YOUR OBJECTIVE >>
The requested output is every line from the one with "What's the underlying" through the last line below, printed exactly.

RECORDS FOR THE TASK >>
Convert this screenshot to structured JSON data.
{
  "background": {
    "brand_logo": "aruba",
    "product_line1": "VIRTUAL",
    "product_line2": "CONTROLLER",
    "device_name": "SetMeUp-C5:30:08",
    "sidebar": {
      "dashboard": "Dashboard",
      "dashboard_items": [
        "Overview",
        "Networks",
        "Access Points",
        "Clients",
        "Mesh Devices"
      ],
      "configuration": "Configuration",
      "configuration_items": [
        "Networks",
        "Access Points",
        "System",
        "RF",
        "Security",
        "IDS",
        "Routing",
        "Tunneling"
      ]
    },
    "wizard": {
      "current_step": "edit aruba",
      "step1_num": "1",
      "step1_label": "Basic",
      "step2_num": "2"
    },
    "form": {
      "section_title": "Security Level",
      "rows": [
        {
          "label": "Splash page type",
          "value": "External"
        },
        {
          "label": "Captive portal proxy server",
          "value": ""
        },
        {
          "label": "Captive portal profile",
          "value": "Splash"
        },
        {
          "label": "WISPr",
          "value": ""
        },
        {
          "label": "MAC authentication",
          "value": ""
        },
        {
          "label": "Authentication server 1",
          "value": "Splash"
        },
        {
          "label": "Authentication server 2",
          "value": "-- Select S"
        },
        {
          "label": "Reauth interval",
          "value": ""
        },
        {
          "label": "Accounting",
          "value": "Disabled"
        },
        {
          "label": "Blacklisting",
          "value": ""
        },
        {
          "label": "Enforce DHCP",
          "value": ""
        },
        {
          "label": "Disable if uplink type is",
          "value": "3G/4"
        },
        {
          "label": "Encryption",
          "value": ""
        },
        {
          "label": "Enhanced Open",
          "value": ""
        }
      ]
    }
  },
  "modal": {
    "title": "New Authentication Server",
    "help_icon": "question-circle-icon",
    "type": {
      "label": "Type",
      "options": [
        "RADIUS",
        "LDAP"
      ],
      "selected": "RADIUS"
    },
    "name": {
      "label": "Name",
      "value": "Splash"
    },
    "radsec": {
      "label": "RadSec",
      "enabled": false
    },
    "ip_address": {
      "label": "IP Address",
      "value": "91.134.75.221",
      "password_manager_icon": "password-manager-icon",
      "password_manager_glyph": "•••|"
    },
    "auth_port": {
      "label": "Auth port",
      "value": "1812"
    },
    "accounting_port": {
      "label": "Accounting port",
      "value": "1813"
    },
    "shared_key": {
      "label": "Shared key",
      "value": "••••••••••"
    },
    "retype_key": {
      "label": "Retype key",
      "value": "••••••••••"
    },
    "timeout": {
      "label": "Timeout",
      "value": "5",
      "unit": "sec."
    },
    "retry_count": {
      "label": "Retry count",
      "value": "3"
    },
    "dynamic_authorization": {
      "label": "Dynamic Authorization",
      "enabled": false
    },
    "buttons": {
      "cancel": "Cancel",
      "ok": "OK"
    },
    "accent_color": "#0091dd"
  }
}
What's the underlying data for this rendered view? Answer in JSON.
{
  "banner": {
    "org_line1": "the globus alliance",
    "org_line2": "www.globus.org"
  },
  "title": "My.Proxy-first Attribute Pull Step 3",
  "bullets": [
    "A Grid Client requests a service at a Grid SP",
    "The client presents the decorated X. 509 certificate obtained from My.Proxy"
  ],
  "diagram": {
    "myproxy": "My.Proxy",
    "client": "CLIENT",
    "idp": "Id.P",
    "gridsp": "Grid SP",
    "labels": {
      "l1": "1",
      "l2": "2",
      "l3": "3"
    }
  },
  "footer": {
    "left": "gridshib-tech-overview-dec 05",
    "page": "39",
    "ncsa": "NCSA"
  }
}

EXPECTED ANSWER >>
What's the underlying data for this rendered view? Answer in JSON.
{
  "banner": {
    "org_line1": "the globus alliance",
    "org_line2": "www.globus.org"
  },
  "title": "My.Proxy-first Attribute Pull Step 3",
  "bullets": [
    "A Grid Client requests a service at a Grid SP",
    "The client presents the decorated X. 509 certificate obtained from My.Proxy"
  ],
  "diagram": {
    "myproxy": "My.Proxy",
    "client": "CLIENT",
    "idp": "Id.P",
    "gridsp": "Grid SP",
    "labels": {
      "l1": "1",
      "l2": "2",
      "l3": "3"
    }
  },
  "footer": {
    "left": "gridshib-tech-overview-dec 05",
    "page": "39",
    "ncsa": "NCSA"
  }
}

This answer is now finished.